"He let me." "I know." "I always found you attractive." I had read her from the moment she had sat down and had expected this. "Why?" "Because." "Because the man you married is gay," I stated. She was shaken for a moment, and her face turned pale,

showing as much. "How?" she whispered. "The week before he married you he made a pass at me." "You never told me." "No." "You really are a bastard!" I was close to being drunk and very slowly furled five

fingers in the air, as if to say, so what. I said, "It comes and goes." "No. You are a bastard. You let me marry a man who was...You know what that's like for a woman?" "You didn't have to take his dignity." "He let me! Don't you understand, he let me! What you did..." "Let me tell you something," I said, rising up in anger, "Men like us, like me, who live outside of society, well we don't have much. And we ain't much when it comes right down to it. We hop from place to place trying to make sense out of an otherwise

senseless wrong...but

world. there

We is

search no

for or

black wrong,

or so

white...right we try to

or make


ourselves right or wrong, and damn well know the least those of us who are worth a tinkers damn know, and yes those of us who are not worth a tinkers damns also know, but they are able to, except in extreme moments of stress, fool themselves. And every now and then we meet somebody like you, a woman or a man who appears to live on societies fringe the same as we do. And we see

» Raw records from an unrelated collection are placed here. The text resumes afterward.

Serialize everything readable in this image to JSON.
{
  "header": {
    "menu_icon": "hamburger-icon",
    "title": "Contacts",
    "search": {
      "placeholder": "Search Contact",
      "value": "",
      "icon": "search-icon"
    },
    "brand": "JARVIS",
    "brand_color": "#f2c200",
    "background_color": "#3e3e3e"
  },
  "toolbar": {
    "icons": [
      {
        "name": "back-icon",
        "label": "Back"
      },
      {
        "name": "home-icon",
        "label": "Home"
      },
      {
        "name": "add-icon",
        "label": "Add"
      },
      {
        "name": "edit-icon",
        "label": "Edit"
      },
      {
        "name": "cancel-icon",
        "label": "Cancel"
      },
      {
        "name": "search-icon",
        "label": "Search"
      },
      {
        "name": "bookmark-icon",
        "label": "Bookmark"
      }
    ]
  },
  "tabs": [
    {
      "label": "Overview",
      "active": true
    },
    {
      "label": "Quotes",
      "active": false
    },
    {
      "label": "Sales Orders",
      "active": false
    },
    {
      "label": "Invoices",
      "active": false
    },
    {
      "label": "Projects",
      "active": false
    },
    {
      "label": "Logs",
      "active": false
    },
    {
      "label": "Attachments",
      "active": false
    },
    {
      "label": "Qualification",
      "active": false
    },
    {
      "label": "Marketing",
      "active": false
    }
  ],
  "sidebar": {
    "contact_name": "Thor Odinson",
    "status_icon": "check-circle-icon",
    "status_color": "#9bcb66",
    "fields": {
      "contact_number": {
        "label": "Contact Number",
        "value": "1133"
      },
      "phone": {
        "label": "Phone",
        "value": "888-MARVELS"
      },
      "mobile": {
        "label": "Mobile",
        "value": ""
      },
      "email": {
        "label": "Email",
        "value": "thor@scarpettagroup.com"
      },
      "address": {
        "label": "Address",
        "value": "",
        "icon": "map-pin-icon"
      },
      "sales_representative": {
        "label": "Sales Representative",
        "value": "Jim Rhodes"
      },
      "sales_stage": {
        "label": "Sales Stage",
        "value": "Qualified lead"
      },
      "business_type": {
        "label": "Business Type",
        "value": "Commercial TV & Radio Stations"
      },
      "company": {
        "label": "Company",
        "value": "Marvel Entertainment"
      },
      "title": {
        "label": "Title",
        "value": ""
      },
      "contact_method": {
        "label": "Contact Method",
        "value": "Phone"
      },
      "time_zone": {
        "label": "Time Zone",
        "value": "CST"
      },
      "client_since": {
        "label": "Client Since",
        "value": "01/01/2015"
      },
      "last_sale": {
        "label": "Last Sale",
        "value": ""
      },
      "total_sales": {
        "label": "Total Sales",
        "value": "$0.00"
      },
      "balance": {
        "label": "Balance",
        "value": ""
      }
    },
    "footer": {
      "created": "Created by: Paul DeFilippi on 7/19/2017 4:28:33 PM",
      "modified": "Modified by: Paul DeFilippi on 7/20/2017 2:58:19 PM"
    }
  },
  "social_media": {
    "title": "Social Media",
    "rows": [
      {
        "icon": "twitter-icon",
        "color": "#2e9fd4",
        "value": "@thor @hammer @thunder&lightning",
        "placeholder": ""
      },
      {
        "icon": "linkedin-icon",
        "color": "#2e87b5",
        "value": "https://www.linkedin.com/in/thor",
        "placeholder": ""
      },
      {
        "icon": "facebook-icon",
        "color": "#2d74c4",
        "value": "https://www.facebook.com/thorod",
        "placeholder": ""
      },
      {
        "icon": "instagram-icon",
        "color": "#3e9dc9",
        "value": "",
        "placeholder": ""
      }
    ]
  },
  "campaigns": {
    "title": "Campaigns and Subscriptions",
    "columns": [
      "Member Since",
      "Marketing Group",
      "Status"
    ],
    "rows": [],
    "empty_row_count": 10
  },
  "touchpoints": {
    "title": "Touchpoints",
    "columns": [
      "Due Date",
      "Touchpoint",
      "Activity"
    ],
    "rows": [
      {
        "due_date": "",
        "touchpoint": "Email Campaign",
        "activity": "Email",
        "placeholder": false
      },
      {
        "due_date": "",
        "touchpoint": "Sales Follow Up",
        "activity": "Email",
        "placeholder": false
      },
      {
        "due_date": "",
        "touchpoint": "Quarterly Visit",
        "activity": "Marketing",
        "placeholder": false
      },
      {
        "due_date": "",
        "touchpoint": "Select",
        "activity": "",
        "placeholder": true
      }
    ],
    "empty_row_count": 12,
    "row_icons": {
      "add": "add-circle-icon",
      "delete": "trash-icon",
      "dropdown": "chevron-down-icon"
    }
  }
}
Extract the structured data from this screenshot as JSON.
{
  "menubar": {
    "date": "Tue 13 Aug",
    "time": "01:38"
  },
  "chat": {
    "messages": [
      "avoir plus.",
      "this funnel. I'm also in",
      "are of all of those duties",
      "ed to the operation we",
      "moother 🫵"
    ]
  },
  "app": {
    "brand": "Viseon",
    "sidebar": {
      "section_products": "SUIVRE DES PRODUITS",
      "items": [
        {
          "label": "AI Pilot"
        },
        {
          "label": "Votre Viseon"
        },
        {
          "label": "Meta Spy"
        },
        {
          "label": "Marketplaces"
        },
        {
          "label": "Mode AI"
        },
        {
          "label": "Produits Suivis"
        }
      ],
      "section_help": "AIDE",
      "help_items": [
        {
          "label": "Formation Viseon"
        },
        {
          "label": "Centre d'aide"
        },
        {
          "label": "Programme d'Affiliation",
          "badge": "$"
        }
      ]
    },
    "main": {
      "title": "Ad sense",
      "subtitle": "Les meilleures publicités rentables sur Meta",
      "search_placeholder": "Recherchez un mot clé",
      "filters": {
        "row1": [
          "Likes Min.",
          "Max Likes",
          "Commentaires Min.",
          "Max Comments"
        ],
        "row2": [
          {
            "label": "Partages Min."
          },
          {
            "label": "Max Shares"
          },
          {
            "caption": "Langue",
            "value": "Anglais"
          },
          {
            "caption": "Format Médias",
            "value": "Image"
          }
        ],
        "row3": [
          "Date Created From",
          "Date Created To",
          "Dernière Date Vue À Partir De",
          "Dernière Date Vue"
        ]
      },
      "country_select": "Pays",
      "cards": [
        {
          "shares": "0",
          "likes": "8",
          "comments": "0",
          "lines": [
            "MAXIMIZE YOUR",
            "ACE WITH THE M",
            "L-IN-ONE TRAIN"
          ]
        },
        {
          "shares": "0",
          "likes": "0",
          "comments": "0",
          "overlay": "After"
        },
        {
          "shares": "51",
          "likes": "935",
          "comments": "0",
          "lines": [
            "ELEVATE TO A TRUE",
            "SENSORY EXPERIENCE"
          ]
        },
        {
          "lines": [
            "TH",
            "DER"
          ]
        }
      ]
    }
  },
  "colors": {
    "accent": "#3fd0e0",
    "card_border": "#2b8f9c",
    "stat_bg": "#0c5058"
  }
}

a way out...a pillow to rest our heads on at night, a port in the storm if you will..and we give this person a piece of our heart because we know this person is just like us, that this person would never intentionally destroy that piece of heart. Oh the love might die, but we know, yeah we know because...because this person who we have entrusted a piece of our heart to has seen pain, no not just seen pain, but felt it deep in the marrow of their us. And every now and then one of us gets hustled, and in the process that piece of heart is burned, sacrificed really, at societies altar....and another one of us is dead. And this is why. Not for Daniel. I am not Daniel's keeper. I did it for all the ones out there who gave their all and were destroyed by people like you. So go find somebody else to fuck you; there's plenty out there like you willing. Now you're in my bar so get the hell out of my sight!" "I am going," She stiffly replied


She stood. But she lingered and I knew she was going for the last word. "I hope you remember what you threw away." "Mistake," I coldly replied. "Writers always have the last word. So when you get back over to your table, tell your husband to come over." That last comment destroyed her. There wasn't anything left for her to say, and she knew it. She was all shrunken up as she went back to her table. A few minutes later the entire group left. I suppose I should have felt better, but I only felt worse. At closing time Christie took me home. The bedspread was indeed soft. So was the sheet. So was she. So was I. It was okay, she purred. She would fix it. It was just a little thing. And after all any women could fix such a little thing.


A few weeks later the following dispatch was slid across my desk for insertion into the late editions. Last night the French police reported a suicide at the Hotel Ritz. The deceased, pending further investigation by the French police, was tentatively identified from an American passport found in the room as one Daniel Logan. A French police spokesman

speculated...blah blah blah. End.